SUSTAINABLE DEVELOPMENT GOALS: The 2017 ASEE Annual Conference will include a cross-divisional session entitled, "Thinking Globally, Acting Locally: The Role of Engineering Education towards Attaining UN Sustainable Development Goals." The full Call for Papers can be found on the Conference website. focused on the United Nations' Sustainable Development Goals.

PROCEEDINGS of ASEE's 2016 Annual Conference and International Forum are available online.

ALL MAY ATTEND: The Zone II Conference (Engineering Everywhere for Everyone) takes place March 2-5, 2017 in San Juan, Puerto Rico, All ASEE members are invited. It promises to be an amazing experience! Submit abstracts by September 16. Visit http://zone2.asee.org to begin the submission process and see what has been planned so far.

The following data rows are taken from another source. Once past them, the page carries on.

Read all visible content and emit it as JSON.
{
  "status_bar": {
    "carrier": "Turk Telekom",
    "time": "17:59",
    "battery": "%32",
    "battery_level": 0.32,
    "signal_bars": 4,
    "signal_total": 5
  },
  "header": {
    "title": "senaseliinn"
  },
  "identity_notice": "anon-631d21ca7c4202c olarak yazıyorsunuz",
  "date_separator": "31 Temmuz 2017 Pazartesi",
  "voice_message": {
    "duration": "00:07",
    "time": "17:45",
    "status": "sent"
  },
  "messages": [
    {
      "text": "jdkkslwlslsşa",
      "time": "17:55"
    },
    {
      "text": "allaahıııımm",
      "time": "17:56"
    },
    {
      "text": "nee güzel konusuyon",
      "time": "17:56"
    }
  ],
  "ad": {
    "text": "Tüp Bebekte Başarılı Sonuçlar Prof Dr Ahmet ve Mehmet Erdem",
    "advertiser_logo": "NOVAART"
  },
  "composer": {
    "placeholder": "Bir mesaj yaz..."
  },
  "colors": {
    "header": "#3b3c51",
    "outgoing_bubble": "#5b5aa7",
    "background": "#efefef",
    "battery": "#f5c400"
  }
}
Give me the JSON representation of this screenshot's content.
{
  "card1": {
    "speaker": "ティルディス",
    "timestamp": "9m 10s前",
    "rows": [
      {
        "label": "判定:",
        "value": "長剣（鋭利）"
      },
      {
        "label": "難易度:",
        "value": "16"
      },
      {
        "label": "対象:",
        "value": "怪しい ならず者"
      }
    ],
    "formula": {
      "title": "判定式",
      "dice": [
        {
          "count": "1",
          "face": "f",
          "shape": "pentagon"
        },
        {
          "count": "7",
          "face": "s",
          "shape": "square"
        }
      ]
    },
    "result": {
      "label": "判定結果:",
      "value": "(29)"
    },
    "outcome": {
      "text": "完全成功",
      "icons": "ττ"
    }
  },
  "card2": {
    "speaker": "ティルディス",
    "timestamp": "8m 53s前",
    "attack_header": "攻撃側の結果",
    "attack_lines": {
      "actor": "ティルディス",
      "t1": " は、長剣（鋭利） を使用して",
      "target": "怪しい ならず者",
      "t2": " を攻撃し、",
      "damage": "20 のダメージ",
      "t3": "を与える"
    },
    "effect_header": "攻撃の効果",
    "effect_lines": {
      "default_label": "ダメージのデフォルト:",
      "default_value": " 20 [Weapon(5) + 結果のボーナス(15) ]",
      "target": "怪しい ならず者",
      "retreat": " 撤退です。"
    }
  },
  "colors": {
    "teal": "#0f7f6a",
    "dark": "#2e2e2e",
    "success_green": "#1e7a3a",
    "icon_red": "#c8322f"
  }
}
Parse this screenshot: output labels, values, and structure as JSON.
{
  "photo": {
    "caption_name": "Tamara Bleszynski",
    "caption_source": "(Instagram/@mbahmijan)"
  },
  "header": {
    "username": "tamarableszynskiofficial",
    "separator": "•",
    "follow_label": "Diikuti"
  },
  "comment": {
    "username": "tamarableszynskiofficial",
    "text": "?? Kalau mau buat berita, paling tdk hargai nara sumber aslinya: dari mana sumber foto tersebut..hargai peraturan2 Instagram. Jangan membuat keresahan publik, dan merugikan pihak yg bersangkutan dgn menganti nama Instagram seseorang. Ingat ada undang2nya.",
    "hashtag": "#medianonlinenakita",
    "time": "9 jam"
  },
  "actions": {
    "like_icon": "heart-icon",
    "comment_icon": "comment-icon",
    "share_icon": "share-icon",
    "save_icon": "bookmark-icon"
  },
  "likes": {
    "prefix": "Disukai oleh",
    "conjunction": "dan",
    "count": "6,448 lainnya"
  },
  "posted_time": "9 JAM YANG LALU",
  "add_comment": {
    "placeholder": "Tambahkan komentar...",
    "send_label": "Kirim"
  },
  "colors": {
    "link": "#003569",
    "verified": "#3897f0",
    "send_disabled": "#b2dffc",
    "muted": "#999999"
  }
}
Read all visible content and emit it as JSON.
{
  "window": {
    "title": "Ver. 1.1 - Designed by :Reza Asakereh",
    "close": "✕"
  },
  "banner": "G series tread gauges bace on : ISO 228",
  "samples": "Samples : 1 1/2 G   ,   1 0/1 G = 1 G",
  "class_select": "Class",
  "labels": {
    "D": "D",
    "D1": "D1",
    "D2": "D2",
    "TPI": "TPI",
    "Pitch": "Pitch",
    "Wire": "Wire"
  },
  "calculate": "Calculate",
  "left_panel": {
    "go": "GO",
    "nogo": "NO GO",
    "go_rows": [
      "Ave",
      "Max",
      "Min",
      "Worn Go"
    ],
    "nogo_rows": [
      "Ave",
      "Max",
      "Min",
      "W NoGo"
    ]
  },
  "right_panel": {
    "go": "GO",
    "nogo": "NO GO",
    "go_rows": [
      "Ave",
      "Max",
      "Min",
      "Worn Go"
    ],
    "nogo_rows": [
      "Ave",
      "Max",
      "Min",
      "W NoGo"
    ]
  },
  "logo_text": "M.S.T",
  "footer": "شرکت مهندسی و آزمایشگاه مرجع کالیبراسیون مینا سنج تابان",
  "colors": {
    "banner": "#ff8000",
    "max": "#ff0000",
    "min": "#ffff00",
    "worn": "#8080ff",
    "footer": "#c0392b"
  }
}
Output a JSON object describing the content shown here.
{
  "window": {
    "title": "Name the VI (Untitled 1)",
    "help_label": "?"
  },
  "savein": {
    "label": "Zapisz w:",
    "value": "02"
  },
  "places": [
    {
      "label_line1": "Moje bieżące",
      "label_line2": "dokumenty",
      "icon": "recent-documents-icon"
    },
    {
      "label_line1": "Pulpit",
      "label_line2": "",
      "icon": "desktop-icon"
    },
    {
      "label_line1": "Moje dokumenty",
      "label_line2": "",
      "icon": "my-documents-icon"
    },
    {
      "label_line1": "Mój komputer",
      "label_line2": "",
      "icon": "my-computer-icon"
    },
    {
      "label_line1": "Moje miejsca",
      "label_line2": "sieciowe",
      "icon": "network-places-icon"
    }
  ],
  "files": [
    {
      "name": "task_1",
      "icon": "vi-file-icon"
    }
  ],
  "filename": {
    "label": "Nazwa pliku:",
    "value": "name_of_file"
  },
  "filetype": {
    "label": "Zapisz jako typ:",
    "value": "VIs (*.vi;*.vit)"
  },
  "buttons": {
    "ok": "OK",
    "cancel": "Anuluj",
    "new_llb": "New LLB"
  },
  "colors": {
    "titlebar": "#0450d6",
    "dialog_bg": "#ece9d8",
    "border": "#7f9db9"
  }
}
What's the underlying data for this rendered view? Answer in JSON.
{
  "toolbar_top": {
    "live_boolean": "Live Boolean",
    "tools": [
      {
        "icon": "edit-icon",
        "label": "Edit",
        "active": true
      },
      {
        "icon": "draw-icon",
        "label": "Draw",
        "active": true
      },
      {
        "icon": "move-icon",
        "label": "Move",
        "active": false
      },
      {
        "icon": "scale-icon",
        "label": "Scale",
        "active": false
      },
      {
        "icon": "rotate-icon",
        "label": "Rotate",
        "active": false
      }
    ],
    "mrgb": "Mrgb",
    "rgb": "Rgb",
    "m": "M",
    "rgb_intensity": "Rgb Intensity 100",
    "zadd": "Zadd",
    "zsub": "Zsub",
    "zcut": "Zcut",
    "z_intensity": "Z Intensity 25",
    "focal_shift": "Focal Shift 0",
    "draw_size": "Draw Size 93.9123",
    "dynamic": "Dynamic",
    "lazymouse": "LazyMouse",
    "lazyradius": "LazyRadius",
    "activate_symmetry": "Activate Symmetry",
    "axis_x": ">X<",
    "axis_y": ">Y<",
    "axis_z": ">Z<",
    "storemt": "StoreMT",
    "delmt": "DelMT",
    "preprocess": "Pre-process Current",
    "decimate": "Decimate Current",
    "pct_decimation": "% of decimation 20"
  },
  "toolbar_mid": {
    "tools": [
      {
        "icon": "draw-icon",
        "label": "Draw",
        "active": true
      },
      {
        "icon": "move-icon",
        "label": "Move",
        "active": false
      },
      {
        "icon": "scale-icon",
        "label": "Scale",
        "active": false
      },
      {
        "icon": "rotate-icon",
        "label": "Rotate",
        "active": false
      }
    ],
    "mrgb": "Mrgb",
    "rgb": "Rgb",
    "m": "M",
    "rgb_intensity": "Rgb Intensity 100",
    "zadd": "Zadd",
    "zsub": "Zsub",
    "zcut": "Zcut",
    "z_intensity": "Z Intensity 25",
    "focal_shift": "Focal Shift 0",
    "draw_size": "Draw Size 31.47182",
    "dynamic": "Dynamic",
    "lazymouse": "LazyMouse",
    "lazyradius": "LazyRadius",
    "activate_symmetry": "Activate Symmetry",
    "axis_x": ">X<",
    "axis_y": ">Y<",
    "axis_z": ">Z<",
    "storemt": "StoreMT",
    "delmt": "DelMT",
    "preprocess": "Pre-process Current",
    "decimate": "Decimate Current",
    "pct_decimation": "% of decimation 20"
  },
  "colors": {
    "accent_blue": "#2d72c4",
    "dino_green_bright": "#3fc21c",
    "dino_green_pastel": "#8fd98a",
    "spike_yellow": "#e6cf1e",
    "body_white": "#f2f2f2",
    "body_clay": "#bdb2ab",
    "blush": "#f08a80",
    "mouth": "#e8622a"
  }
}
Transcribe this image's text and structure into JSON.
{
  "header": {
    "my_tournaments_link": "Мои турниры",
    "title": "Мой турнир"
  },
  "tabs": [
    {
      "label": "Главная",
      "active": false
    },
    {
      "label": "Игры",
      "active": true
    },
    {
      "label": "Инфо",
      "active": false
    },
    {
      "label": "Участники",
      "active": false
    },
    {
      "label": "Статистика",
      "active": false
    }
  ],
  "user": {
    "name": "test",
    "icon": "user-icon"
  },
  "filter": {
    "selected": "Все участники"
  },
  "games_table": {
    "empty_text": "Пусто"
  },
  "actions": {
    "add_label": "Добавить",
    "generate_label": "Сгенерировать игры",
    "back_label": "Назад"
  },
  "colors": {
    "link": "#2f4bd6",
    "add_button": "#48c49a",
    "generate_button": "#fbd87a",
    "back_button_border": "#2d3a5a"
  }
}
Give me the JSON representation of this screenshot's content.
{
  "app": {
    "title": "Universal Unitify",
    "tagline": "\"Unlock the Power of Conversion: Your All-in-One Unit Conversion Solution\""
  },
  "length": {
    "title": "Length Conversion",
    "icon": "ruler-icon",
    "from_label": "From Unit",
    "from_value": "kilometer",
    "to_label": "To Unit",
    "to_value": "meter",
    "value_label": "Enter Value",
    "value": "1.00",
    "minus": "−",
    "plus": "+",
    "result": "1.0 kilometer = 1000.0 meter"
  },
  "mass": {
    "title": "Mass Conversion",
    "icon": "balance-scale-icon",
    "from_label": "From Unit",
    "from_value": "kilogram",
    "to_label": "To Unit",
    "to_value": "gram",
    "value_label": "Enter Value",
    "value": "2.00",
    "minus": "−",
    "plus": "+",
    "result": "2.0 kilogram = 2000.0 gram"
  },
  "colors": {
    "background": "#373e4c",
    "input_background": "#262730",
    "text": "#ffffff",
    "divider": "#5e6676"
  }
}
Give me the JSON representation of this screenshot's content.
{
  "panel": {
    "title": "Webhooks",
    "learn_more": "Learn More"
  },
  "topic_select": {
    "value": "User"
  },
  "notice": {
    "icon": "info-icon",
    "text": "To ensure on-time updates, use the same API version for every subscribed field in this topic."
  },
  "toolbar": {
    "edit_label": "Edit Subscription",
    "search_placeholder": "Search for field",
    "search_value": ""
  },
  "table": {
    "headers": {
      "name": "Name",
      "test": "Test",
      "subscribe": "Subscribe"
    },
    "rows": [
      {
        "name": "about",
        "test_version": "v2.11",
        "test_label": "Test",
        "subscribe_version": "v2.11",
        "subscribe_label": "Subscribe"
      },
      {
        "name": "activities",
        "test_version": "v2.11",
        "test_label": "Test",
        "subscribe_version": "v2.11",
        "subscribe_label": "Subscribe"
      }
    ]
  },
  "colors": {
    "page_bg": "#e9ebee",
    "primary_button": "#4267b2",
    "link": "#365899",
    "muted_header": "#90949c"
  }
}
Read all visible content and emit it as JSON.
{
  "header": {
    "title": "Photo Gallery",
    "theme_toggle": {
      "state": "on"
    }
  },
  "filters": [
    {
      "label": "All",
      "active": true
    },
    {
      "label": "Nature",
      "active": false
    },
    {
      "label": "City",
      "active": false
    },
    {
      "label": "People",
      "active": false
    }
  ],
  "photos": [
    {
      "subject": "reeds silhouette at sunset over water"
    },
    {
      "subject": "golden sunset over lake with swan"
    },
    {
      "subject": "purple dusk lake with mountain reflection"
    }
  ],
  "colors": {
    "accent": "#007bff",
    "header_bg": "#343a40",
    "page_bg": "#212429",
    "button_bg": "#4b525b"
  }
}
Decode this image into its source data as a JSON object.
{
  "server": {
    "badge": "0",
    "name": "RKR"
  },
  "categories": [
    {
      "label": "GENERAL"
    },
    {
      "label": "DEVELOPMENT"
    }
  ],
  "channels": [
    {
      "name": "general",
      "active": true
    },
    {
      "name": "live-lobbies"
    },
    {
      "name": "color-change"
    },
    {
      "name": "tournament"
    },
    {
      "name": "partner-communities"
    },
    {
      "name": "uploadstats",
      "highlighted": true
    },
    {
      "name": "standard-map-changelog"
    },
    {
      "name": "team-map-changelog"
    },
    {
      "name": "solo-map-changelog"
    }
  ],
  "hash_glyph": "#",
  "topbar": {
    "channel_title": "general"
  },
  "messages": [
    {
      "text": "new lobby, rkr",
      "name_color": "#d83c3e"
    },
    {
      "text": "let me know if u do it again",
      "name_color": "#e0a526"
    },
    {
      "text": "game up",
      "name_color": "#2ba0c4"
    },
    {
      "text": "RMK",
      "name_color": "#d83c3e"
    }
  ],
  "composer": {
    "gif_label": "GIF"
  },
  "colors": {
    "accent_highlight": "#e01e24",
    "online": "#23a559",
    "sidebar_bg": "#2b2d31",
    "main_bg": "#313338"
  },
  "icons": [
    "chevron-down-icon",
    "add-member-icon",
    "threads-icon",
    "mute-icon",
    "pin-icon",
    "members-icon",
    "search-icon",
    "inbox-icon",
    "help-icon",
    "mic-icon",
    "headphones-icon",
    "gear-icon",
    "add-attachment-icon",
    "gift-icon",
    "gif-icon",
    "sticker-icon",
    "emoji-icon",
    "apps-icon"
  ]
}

Prize-winning eGFI:  Jump-start the semester with eGFI (Engineering, Go For It), ASEE's magazine for middle and high school students. Winner of the APEX Grand Award for Publication Excellence, eGFI aims to get teens fired up about engineering with engaging features, gorgeous graphics, and useful information about engineering colleges and careers, eGFI aims to get teens fired up about engineering. Click here to purchase copies, For bulk purchases or other inquiries, contact eGFI@asee.org or call 202-331-3500.